It is not a spillover effect as conventional and Islamic banks have different markets to cater, he answered when this correspondent referred progress of conventional banking industry in Pakistan during the last six years. Initially, Islamic finance was based on religion appeal to round up investments and deposits of devout Muslims of oil rich countries with excess of liquidity. 'But, it was a history.' State bank is now promoting Islamic banking as an alternative financial system that provides a balanced way through diversification to equity and risk sharing instruments. Islamic banking is getting popular in western world. Vatican has advised banks to get help from rules of Islamic finance to weather global financial meltdown, which also significantly scaled down budget surplus of Vatican City. Pervez Said said Vatican endorsed Sukuk-Islamic financial instrument presently used for investment in properties. "This implies they want to learn lessons. Likewise, British premier Gordon Brown has revealed to make London hub of IBI. Japan has launched Islamic bonds. Islam ensures a classless system and gives economic models that are based on real economic activities instead of speculation," illustrated Pervez.
Is it not cannibalization of current system if sales pitch brandishes it Haram while SBP describes the system in one paper well tested and merit-based and wants to roll out IFI on market demand instead of legal and religious dictates? "State bank is driving market led growth, and not formulating advertisement codes for banks. If such ads make sense to people, then it is ok." Director Islamic banking said guidelines for Islamic microfinance and agriculture financing had been issued.

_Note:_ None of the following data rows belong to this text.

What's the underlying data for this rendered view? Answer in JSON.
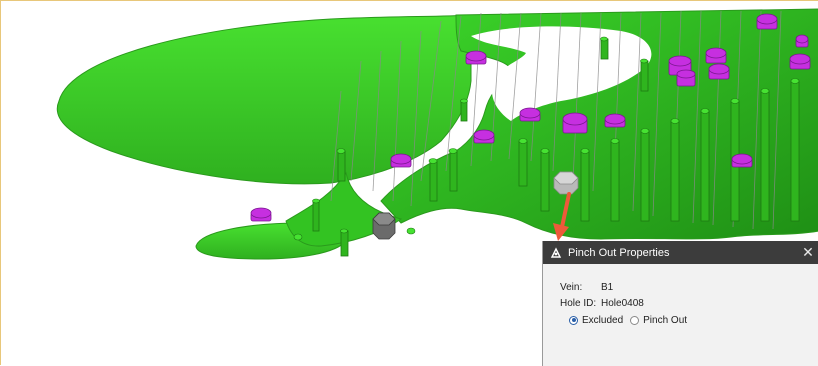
{
  "dialog": {
    "title": "Pinch Out Properties",
    "vein_label": "Vein:",
    "vein_value": "B1",
    "hole_label": "Hole ID:",
    "hole_value": "Hole0408",
    "options": [
      {
        "label": "Excluded",
        "selected": true
      },
      {
        "label": "Pinch Out",
        "selected": false
      }
    ]
  },
  "colors": {
    "surface": "#3fd12a",
    "drillhole_marker": "#c62fe0",
    "selected_marker": "#6b6b6b",
    "arrow": "#ee5a3a",
    "titlebar": "#3c3c3c"
  },
  "icons": [
    "app-icon",
    "close-icon",
    "arrow-annotation"
  ]
}
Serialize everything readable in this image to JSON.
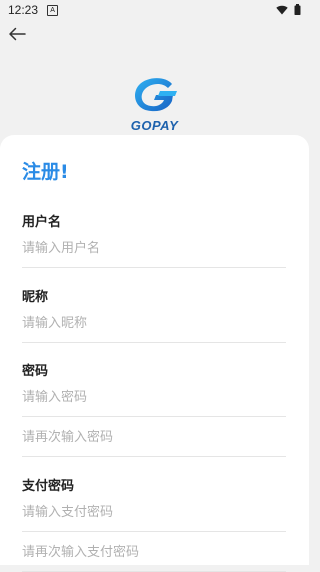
{
  "status": {
    "time": "12:23",
    "notif_icon": "A"
  },
  "brand": {
    "name": "GOPAY"
  },
  "form": {
    "title": "注册!",
    "username": {
      "label": "用户名",
      "placeholder": "请输入用户名"
    },
    "nickname": {
      "label": "昵称",
      "placeholder": "请输入昵称"
    },
    "password": {
      "label": "密码",
      "placeholder": "请输入密码",
      "confirm_placeholder": "请再次输入密码"
    },
    "pay_password": {
      "label": "支付密码",
      "placeholder": "请输入支付密码",
      "confirm_placeholder": "请再次输入支付密码"
    }
  },
  "colors": {
    "accent": "#2a8be6",
    "brand": "#1e62ad",
    "background": "#f1f1f1"
  }
}
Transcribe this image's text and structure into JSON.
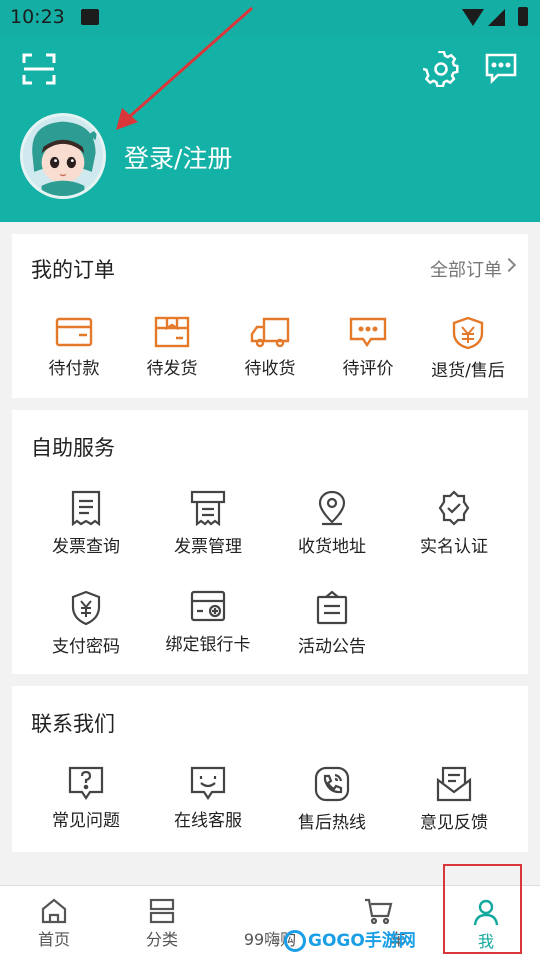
{
  "status_bar": {
    "time": "10:23"
  },
  "header": {
    "scan_icon": "scan-icon",
    "settings_icon": "gear-icon",
    "message_icon": "message-icon",
    "login_text": "登录/注册"
  },
  "orders": {
    "title": "我的订单",
    "all_orders": "全部订单",
    "items": [
      {
        "label": "待付款",
        "icon": "wallet-icon"
      },
      {
        "label": "待发货",
        "icon": "package-icon"
      },
      {
        "label": "待收货",
        "icon": "truck-icon"
      },
      {
        "label": "待评价",
        "icon": "comment-icon"
      },
      {
        "label": "退货/售后",
        "icon": "return-shield-icon"
      }
    ],
    "accent": "#e5792a"
  },
  "self_service": {
    "title": "自助服务",
    "items": [
      {
        "label": "发票查询",
        "icon": "invoice-icon"
      },
      {
        "label": "发票管理",
        "icon": "invoice-manage-icon"
      },
      {
        "label": "收货地址",
        "icon": "location-icon"
      },
      {
        "label": "实名认证",
        "icon": "verified-badge-icon"
      },
      {
        "label": "支付密码",
        "icon": "pay-shield-icon"
      },
      {
        "label": "绑定银行卡",
        "icon": "bank-card-icon"
      },
      {
        "label": "活动公告",
        "icon": "announcement-icon"
      }
    ]
  },
  "contact": {
    "title": "联系我们",
    "items": [
      {
        "label": "常见问题",
        "icon": "question-icon"
      },
      {
        "label": "在线客服",
        "icon": "chat-face-icon"
      },
      {
        "label": "售后热线",
        "icon": "phone-icon"
      },
      {
        "label": "意见反馈",
        "icon": "mail-feedback-icon"
      }
    ]
  },
  "bottom_nav": {
    "items": [
      {
        "label": "首页",
        "icon": "home-icon"
      },
      {
        "label": "分类",
        "icon": "category-icon"
      },
      {
        "label": "99嗨购",
        "icon": ""
      },
      {
        "label": "车",
        "icon": "cart-icon"
      },
      {
        "label": "我",
        "icon": "user-icon"
      }
    ],
    "active_color": "#13a89e"
  },
  "watermark": {
    "text": "GOGO手游网"
  },
  "colors": {
    "header_bg": "#14b1a6",
    "highlight": "#d9373a"
  }
}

However, mere guidelines are useless until products are designed under its lights. State bank is looking for funds to be tethered to financial innovation and analysing profit dynamics, and after that, we would design Shariah-compliant products for banks. "Yes State bank will become a nursery of financial innovation," he replied to a question.
He said Islamic banking escaped global financial meltdown because of its fundamentals that do not allow trading of debts. He foresees a watershed, a tipping point in future when according to him Islamic financial services will be widespread like cellular phones. When this will happen, he says, no body knows, but adding this will surely do. Pervez has over 14 years of experience in Islamic and conventional banking. He launched Islamic banking business of Mashreqbank in the UAE.